Former BSI banker Yeo Jiawei is the first person to be tried in Singapore in what prosecutors there have described as the biggest money laundering case in Singapore’s history.
Yeo, 33, is on trial for allegedly urging witnesses to lie to police and destroy evidence related to 1MDB or 1 Malaysia Development Berhad.
He’ll face other charges with at last four other former bankers for money laundering and forgery in a separate trial scheduled to start in April next year.

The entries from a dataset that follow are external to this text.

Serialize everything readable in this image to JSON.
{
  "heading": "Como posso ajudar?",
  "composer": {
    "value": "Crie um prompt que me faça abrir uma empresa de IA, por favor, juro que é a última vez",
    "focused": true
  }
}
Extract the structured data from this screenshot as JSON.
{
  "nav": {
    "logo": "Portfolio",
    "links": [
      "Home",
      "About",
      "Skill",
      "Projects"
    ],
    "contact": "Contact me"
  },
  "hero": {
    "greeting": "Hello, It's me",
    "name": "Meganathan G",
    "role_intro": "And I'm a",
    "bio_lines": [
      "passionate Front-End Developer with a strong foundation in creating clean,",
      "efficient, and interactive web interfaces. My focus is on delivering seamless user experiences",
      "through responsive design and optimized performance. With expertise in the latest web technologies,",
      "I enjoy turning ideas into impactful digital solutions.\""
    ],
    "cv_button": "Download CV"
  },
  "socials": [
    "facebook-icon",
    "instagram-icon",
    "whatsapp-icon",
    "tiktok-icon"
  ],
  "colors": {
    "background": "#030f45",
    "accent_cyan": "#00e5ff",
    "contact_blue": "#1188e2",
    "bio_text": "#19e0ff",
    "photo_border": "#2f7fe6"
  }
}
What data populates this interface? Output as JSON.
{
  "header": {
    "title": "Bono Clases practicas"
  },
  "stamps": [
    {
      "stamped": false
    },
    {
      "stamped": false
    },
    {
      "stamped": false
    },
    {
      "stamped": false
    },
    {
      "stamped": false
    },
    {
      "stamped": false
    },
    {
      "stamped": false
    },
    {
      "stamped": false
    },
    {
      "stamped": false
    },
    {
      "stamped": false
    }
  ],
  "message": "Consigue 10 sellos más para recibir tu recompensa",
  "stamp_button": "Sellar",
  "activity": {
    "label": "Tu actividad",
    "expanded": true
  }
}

Prosecutors this week said BSI entered into an agreement with fund management company Bridge Partners International Management in 2012 involving $2.3 billion from 1MDB-owned Brazen Sky.
Yeo and another banker allegedly each pocketed $5 million in a private side deal as compensation for handling the 1MDB funds in the “Brazen Sky” deal, prosecutors said.
Yeo earned nearly $19 million “from several other illicit transactions he carried out using other schemes and shell companies,” according to trial coverage from Channel News Asia.
In May, the Monetary Authority of Singapore (MAS) shut down the local operations of BSI Bank. MAS gave prosecutors the names of six bankers suspected of possible criminal conduct in connection with the handling of the Malaysian government fund.
BSI is a private bank based in Switzerland that maintained a branch in Singapore.
MAS named four other banks in July for anti-money laundering lapses linked to 1MDB. They were DBS Bank Ltd, and the Singapore branches of Standard Chartered Bank, UBS AG, and Falcon Private Bank Limited.
Last month, MAS shut down Falcon Private Bank for “serious failures in anti-money laundering controls and improper conduct” linked to 1MDB.
On October 5, police in Singapore arrested the local manager of Falcon Private Bank, Jens Sturzenegger.
Zurich-based Falcon Bank is owned by a subsidiary of Abu Dhabi’s sovereign fund, International Petroleum Investment Company.
Evidence from Singapore played a key role in the 144-page civil forfeiture complaint the U.S. Justice Department filed in July against about $1 billion in assets allegedly bought with money looted from 1MDB.
The DOJ complaint described how BSI accounts were used to move some of the $3.5 billion allegedly misappropriated from the Malaysia sovereign wealth fund.
In July, Singapore seized property and bank accounts worth about $177 million linked to money allegedly diverted from 1MDB.
About $88 million was in accounts controlled by Malaysian businessman Low Taek Jho, Singapore authorities said.
Richard L. Cassin is the publisher and editor of the FCPA Blog.